__WHAT TO DO__
Among the lines below, return each one that contains the word "title".

┏━━

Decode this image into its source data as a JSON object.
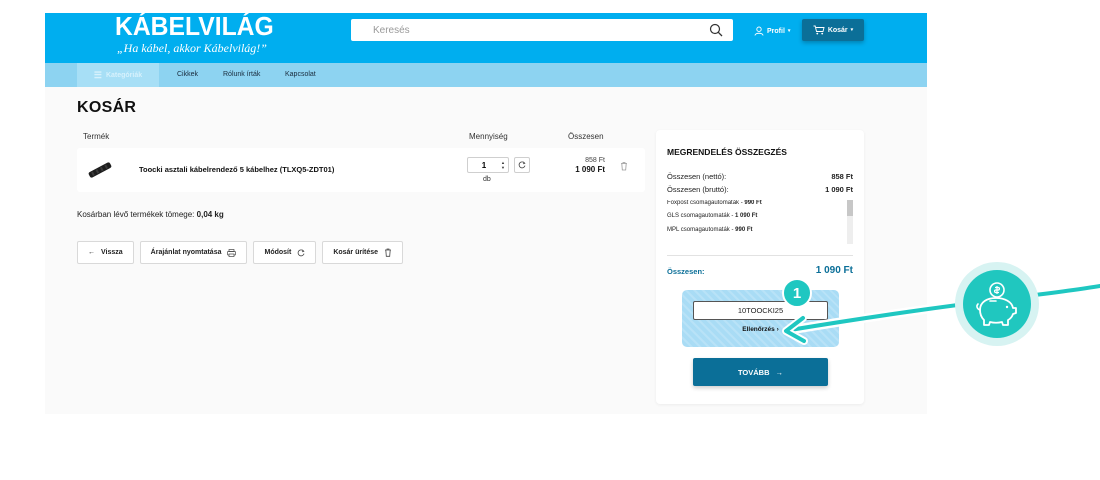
{
  "header": {
    "logo_text": "KÁBELVILÁG",
    "logo_tagline": "„Ha kábel, akkor Kábelvilág!”",
    "search_placeholder": "Keresés",
    "profile_label": "Profil",
    "cart_label": "Kosár",
    "color_primary": "#00aeef",
    "color_dark": "#0b6f98"
  },
  "nav": {
    "categories_label": "Kategóriák",
    "links": [
      "Cikkek",
      "Rólunk írták",
      "Kapcsolat"
    ]
  },
  "cart": {
    "title": "KOSÁR",
    "columns": {
      "product": "Termék",
      "quantity": "Mennyiség",
      "total": "Összesen"
    },
    "item": {
      "name": "Toocki asztali kábelrendező 5 kábelhez (TLXQ5-ZDT01)",
      "quantity": "1",
      "unit": "db",
      "unit_price": "858 Ft",
      "total_price": "1 090 Ft"
    },
    "weight_label": "Kosárban lévő termékek tömege:",
    "weight_value": "0,04 kg",
    "buttons": {
      "back": "Vissza",
      "print_quote": "Árajánlat nyomtatása",
      "modify": "Módosít",
      "empty": "Kosár ürítése"
    }
  },
  "summary": {
    "title": "MEGRENDELÉS ÖSSZEGZÉS",
    "net_label": "Összesen (nettó):",
    "net_value": "858 Ft",
    "gross_label": "Összesen (bruttó):",
    "gross_value": "1 090 Ft",
    "shipping": [
      {
        "name": "Foxpost csomagautomaták -",
        "price": "990 Ft"
      },
      {
        "name": "GLS csomagautomaták -",
        "price": "1 090 Ft"
      },
      {
        "name": "MPL csomagautomaták -",
        "price": "990 Ft"
      }
    ],
    "total_label": "Összesen:",
    "total_value": "1 090 Ft",
    "coupon_value": "10TOOCKI25",
    "coupon_check": "Ellenőrzés",
    "step_number": "1",
    "continue_label": "TOVÁBB",
    "accent": "#1fc7c1"
  }
}
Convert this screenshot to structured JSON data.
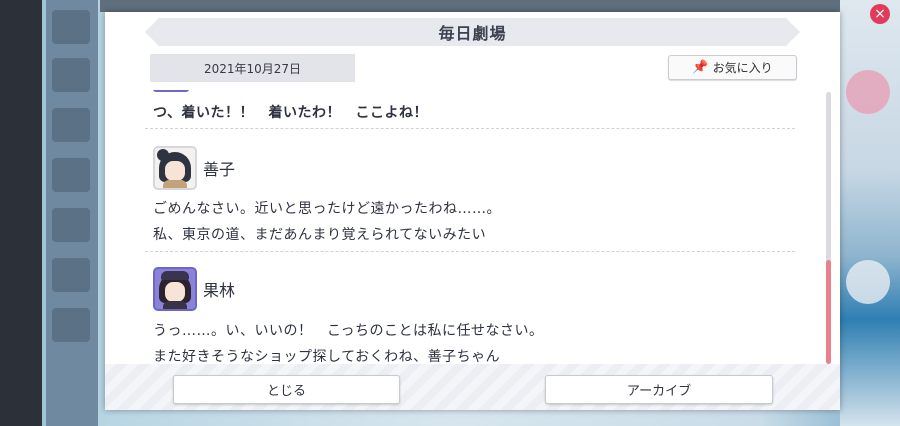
{
  "dialog": {
    "title": "毎日劇場",
    "date": "2021年10月27日",
    "favorite_label": "お気に入り",
    "favorite_icon": "pin-icon"
  },
  "transcript": {
    "top_line": "つ、着いた！！　着いたわ！　ここよね！",
    "entries": [
      {
        "speaker": "善子",
        "lines": [
          "ごめんなさい。近いと思ったけど遠かったわね……。",
          "私、東京の道、まだあんまり覚えられてないみたい"
        ]
      },
      {
        "speaker": "果林",
        "lines": [
          "うっ……。い、いいの！　こっちのことは私に任せなさい。",
          "また好きそうなショップ探しておくわね、善子ちゃん"
        ]
      }
    ]
  },
  "buttons": {
    "close_label": "とじる",
    "archive_label": "アーカイブ"
  },
  "colors": {
    "scroll_thumb": "#e8808d",
    "avatar_highlight": "#6d66c6",
    "close_badge": "#e23b5a"
  }
}
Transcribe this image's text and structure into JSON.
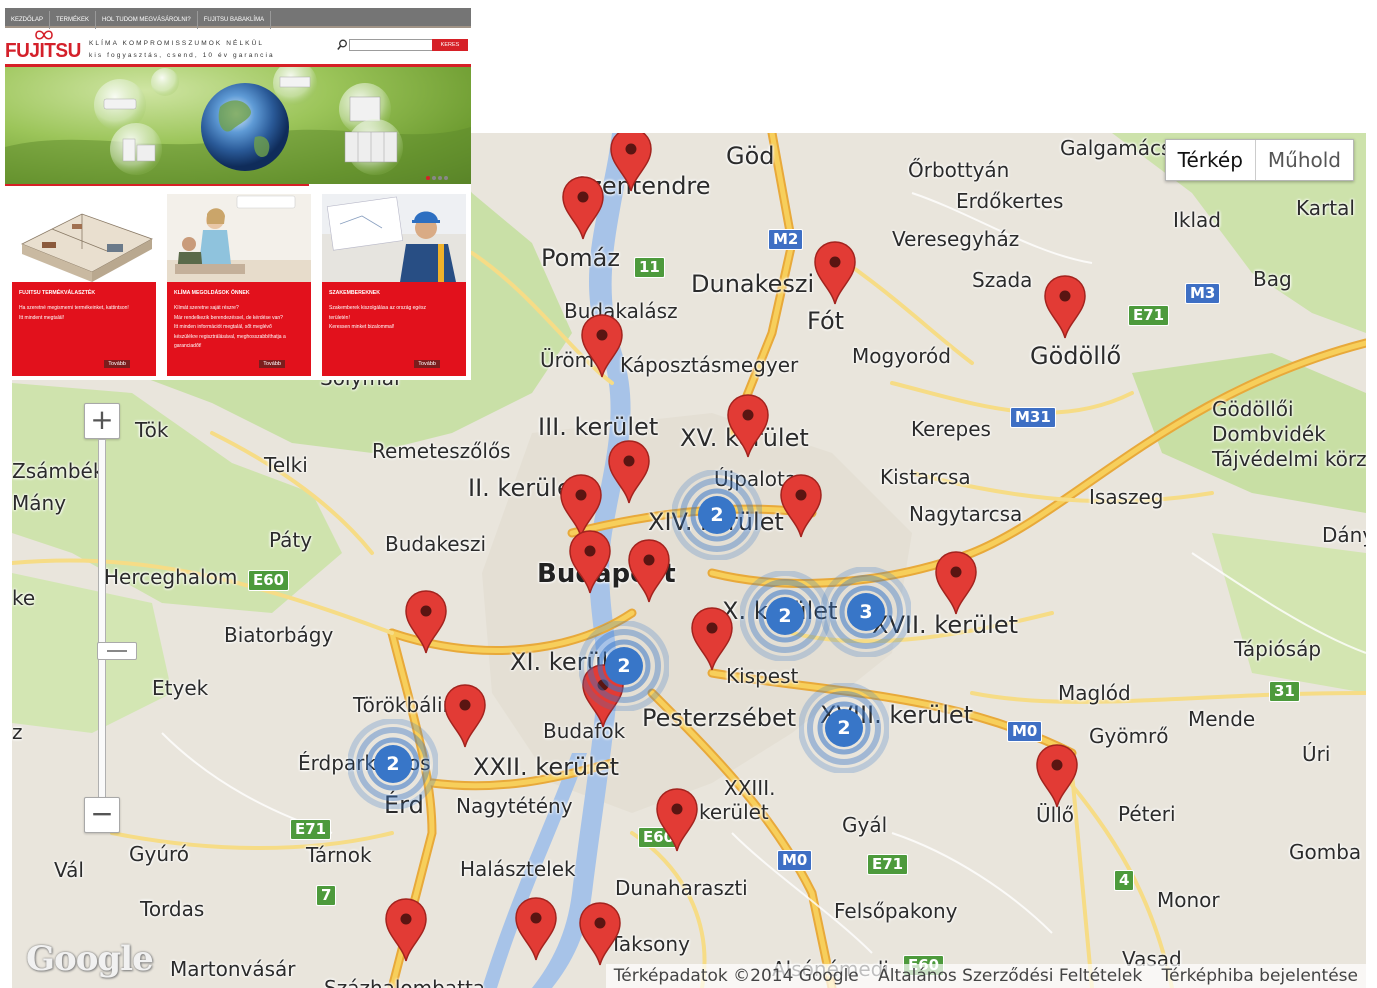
{
  "map": {
    "maptype_buttons": [
      "Térkép",
      "Műhold"
    ],
    "zoom_in": "+",
    "zoom_out": "−",
    "logo_text": "Google",
    "attribution": [
      "Térképadatok ©2014 Google",
      "Általános Szerződési Feltételek",
      "Térképhiba bejelentése"
    ],
    "places": [
      {
        "text": "Göd",
        "cls": "mid"
      },
      {
        "text": "Szentendre",
        "cls": "mid"
      },
      {
        "text": "Galgamácsa",
        "cls": ""
      },
      {
        "text": "Őrbottyán",
        "cls": ""
      },
      {
        "text": "Erdőkertes",
        "cls": ""
      },
      {
        "text": "Kartal",
        "cls": ""
      },
      {
        "text": "Iklad",
        "cls": ""
      },
      {
        "text": "Veresegyház",
        "cls": ""
      },
      {
        "text": "Pomáz",
        "cls": "mid"
      },
      {
        "text": "Dunakeszi",
        "cls": "mid"
      },
      {
        "text": "Szada",
        "cls": ""
      },
      {
        "text": "Bag",
        "cls": ""
      },
      {
        "text": "Budakalász",
        "cls": ""
      },
      {
        "text": "Fót",
        "cls": "mid"
      },
      {
        "text": "Üröm",
        "cls": ""
      },
      {
        "text": "Káposztásmegyer",
        "cls": ""
      },
      {
        "text": "Mogyoród",
        "cls": ""
      },
      {
        "text": "Gödöllő",
        "cls": "mid"
      },
      {
        "text": "Solymár",
        "cls": ""
      },
      {
        "text": "Gödöllői",
        "cls": ""
      },
      {
        "text": "Dombvidék",
        "cls": ""
      },
      {
        "text": "Tájvédelmi körz",
        "cls": ""
      },
      {
        "text": "III. kerület",
        "cls": "mid"
      },
      {
        "text": "XV. kerület",
        "cls": "mid"
      },
      {
        "text": "Kerepes",
        "cls": ""
      },
      {
        "text": "Tök",
        "cls": ""
      },
      {
        "text": "Remeteszőlős",
        "cls": ""
      },
      {
        "text": "Zsámbék",
        "cls": ""
      },
      {
        "text": "Telki",
        "cls": ""
      },
      {
        "text": "II. kerület",
        "cls": "mid"
      },
      {
        "text": "Újpalota",
        "cls": ""
      },
      {
        "text": "Kistarcsa",
        "cls": ""
      },
      {
        "text": "Isaszeg",
        "cls": ""
      },
      {
        "text": "Mány",
        "cls": ""
      },
      {
        "text": "XIV. kerület",
        "cls": "mid"
      },
      {
        "text": "Nagytarcsa",
        "cls": ""
      },
      {
        "text": "Páty",
        "cls": ""
      },
      {
        "text": "Budakeszi",
        "cls": ""
      },
      {
        "text": "Dány",
        "cls": ""
      },
      {
        "text": "Herceghalom",
        "cls": ""
      },
      {
        "text": "Budapest",
        "cls": "big"
      },
      {
        "text": "ke",
        "cls": ""
      },
      {
        "text": "X. kerület",
        "cls": "mid"
      },
      {
        "text": "XVII. kerület",
        "cls": "mid"
      },
      {
        "text": "Biatorbágy",
        "cls": ""
      },
      {
        "text": "Tápiósáp",
        "cls": ""
      },
      {
        "text": "XI. kerület",
        "cls": "mid"
      },
      {
        "text": "Kispest",
        "cls": ""
      },
      {
        "text": "Etyek",
        "cls": ""
      },
      {
        "text": "Maglód",
        "cls": ""
      },
      {
        "text": "Törökbálint",
        "cls": ""
      },
      {
        "text": "Mende",
        "cls": ""
      },
      {
        "text": "Pesterzsébet",
        "cls": "mid"
      },
      {
        "text": "Budafok",
        "cls": ""
      },
      {
        "text": "XVIII. kerület",
        "cls": "mid"
      },
      {
        "text": "Gyömrő",
        "cls": ""
      },
      {
        "text": "z",
        "cls": ""
      },
      {
        "text": "Úri",
        "cls": ""
      },
      {
        "text": "Érdparkváros",
        "cls": ""
      },
      {
        "text": "XXII. kerület",
        "cls": "mid"
      },
      {
        "text": "XXIII.",
        "cls": ""
      },
      {
        "text": "kerület",
        "cls": ""
      },
      {
        "text": "Érd",
        "cls": "mid"
      },
      {
        "text": "Nagytétény",
        "cls": ""
      },
      {
        "text": "Péteri",
        "cls": ""
      },
      {
        "text": "Üllő",
        "cls": ""
      },
      {
        "text": "Gyál",
        "cls": ""
      },
      {
        "text": "Gyúró",
        "cls": ""
      },
      {
        "text": "Tárnok",
        "cls": ""
      },
      {
        "text": "Gomba",
        "cls": ""
      },
      {
        "text": "Vál",
        "cls": ""
      },
      {
        "text": "Halásztelek",
        "cls": ""
      },
      {
        "text": "Dunaharaszti",
        "cls": ""
      },
      {
        "text": "Tordas",
        "cls": ""
      },
      {
        "text": "Felsőpakony",
        "cls": ""
      },
      {
        "text": "Monor",
        "cls": ""
      },
      {
        "text": "Taksony",
        "cls": ""
      },
      {
        "text": "Martonvásár",
        "cls": ""
      },
      {
        "text": "Vasad",
        "cls": ""
      },
      {
        "text": "Alsónémedi",
        "cls": ""
      },
      {
        "text": "Százhalombatta",
        "cls": ""
      }
    ],
    "road_shields": [
      {
        "label": "M2",
        "kind": "blue"
      },
      {
        "label": "11",
        "kind": "green"
      },
      {
        "label": "M3",
        "kind": "blue"
      },
      {
        "label": "E71",
        "kind": "green"
      },
      {
        "label": "M31",
        "kind": "blue"
      },
      {
        "label": "E60",
        "kind": "green"
      },
      {
        "label": "31",
        "kind": "green"
      },
      {
        "label": "M0",
        "kind": "blue"
      },
      {
        "label": "E71",
        "kind": "green"
      },
      {
        "label": "E60",
        "kind": "green"
      },
      {
        "label": "M0",
        "kind": "blue"
      },
      {
        "label": "E71",
        "kind": "green"
      },
      {
        "label": "7",
        "kind": "green"
      },
      {
        "label": "4",
        "kind": "green"
      },
      {
        "label": "E60",
        "kind": "green"
      }
    ],
    "markers_count": 21,
    "clusters": [
      {
        "count": "2"
      },
      {
        "count": "2"
      },
      {
        "count": "3"
      },
      {
        "count": "2"
      },
      {
        "count": "2"
      },
      {
        "count": "2"
      }
    ],
    "colors": {
      "marker": "#e23b35",
      "cluster": "#3876c8",
      "highway": "#f5c23b",
      "major_road": "#f6d473",
      "water": "#a7c3e8",
      "park": "#c6dfa5"
    }
  },
  "site": {
    "nav": [
      "KEZDŐLAP",
      "TERMÉKEK",
      "HOL TUDOM MEGVÁSÁROLNI?",
      "FUJITSU BABAKLÍMA"
    ],
    "logo": "FUJITSU",
    "tagline1": "KLÍMA KOMPROMISSZUMOK NÉLKÜL",
    "tagline2": "kis fogyasztás, csend, 10 év garancia",
    "search_button": "KERES",
    "cards": [
      {
        "title": "FUJITSU TERMÉKVÁLASZTÉK",
        "lines": [
          "Ha szeretné megismerni termékeinket, kattintson!",
          "Itt mindent megtalál!"
        ],
        "more": "Tovább"
      },
      {
        "title": "KLÍMA MEGOLDÁSOK ÖNNEK",
        "lines": [
          "Klímát szeretne saját részre?",
          "Már rendelkezik berendezéssel, de kérdése van?",
          "Itt minden információt megtalál, sőt meglévő",
          "készülékre regisztrálásával, meghosszabbíthatja a",
          "garanciadőt!"
        ],
        "more": "Tovább"
      },
      {
        "title": "SZAKEMBEREKNEK",
        "lines": [
          "Szakemberek kiszolgálása az ország egész",
          "területén!",
          "Keressen minket bizalommal!"
        ],
        "more": "Tovább"
      }
    ]
  }
}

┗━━

__TASK ANSWER__
    "title": "KOSÁR",
    "title": "MEGRENDELÉS ÖSSZEGZÉS",
    "title": "毎日劇場",
        "title": "FUJITSU TERMÉKVÁLASZTÉK",
        "title": "KLÍMA MEGOLDÁSOK ÖNNEK",
        "title": "SZAKEMBEREKNEK",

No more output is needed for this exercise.